In the interview, Stiegler argues (as he has elsewhere) that we are increasingly under pressure to ‘synchronise’ – to conform to particular patterns of thought and behaviour—especially consumerism – in the ongoing struggle of capitalism to find ever-more profit. This synchronisation, he says, is led by the ‘programme industries’ – mass media and so on – that want us to mindlessly submit to consumerism and commodification (through systems like Facebook). What is engendered is a form of ‘programming’, as an exercise of ‘psychopower’, which is something like the forms of ‘control’ envisaged by Deleuze (and drawn upon by Stiegler previously).

Stiegler’s answer to this is to identify the need to ‘deprogram’, using techniques of the self (following Foucault). He goes on to provide an example of what he does on holiday—which sounds suspiciously like work to me, but then its all about the otium, the pursuit of knowledge while free from the pressures of subsistence.

PM. How do you deprogram yourself?

Bernard Stiegler. To deprogram oneself necessitates keeping to very specific schedules, which are what Foucault, once again, described as techniques of the self, echoing Seneca. Holidays are a moment to practice such programmes. Myself, I use relaxation as a form of deprogramming. When I go on holiday, I work early and write all morning. Then, I swim, a lot, until that state when physical exertion stimulates a rush—because the brain produces a lot of endorphins. Swimming thus becomes a journey within oneself, during the course of which I run back through my memory of everything I wrote several hours earlier. Then I lie in the sun, drained, and I let my mind empty, since this is how unlikely thoughts can arise: a programming emerges from all of this. Then I return to writing: I note all that has arisen — first in the water, then in the sun — all through rereading and annotating what I wrote in the morning.

Under the sun, I sense that this mass of hydrogen that has been combusting for several billion years is a cosmic programme that intervenes in my physiological programmes — muscles, brain, various organs — and which, in this intervention, produces a difference, a change of programme which allows me to write another kind of programme: a book in which I comment generally on other books.

Books, when they are good, are thus deprogramming programmes, unlikely programmes, like poems, in which there must be, wrote Paul Claudel, “a number that prevents counting”.

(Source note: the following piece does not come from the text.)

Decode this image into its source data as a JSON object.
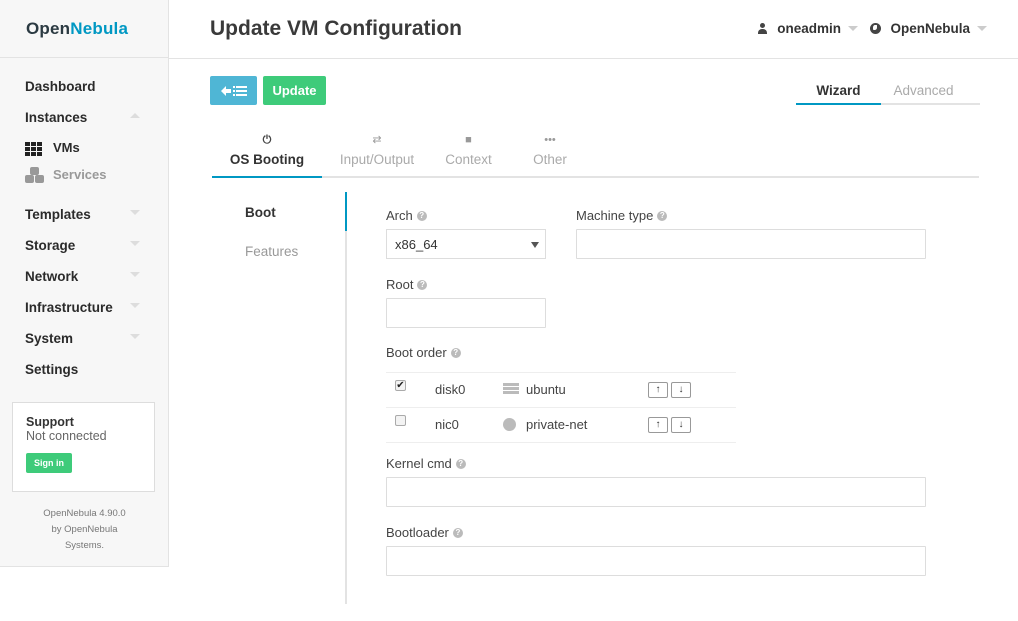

Doktor Mabuse

It’s the place where my mother lives, with the room with my books.
It’s a kind of Norman Bates’ mother house.
I won’t allow anyone to enter.


Not because I’m hiding something, but because, what I want to have, for me, for my work, is precisely nothing, a nothing, an empty place where nobody is allowed to enter.
That’s the point, there is nothing secret in there and it’s basically an empty place.
Of course there are books inside, but these are books known by everyone, the point is that the books are in that place.
The whole point is, that it’s half prohibited even to me, I don’t like to work there.
And now…

Why should I believe that there are books inside?

Ahh, yes, this is my point.
If you do not believe it, it’s even better, because you are then full of doubt.
For me the true master, is not a public person in to whom you believe, the true master is like Doktor Mabuse, you don’t know if he exists or not and for that reason, he is even more horrible.

The room is very secret; actually nobody is allowed to enter it.
The more someone is close to me, the more I resent them entering the room, just so they won’t disturb anything.
The more he or she is friendly, the more I detest it.
I wouldn’t mind a total stranger to enter though.

How about your wife?

Uhm… yes and no, I mean, of course I cannot… as you know, we are in the so-called enlightened twentieth century; I cannot prohibit it.
She enters and then I quickly try to follow her and ask what she wants and give it to her myself, so she won’t disturb my perfect order.
It’s the kind of ideal neurotic constellation.
It look’s confused, it is confused, but for example… I don’t remember if it was my so or my wife, one of them did look into some books, and thought I wouldn’t notice; I noticed it immediately.
In a Sherlock Holmes like way, I reconstructed the exact order of what they did there.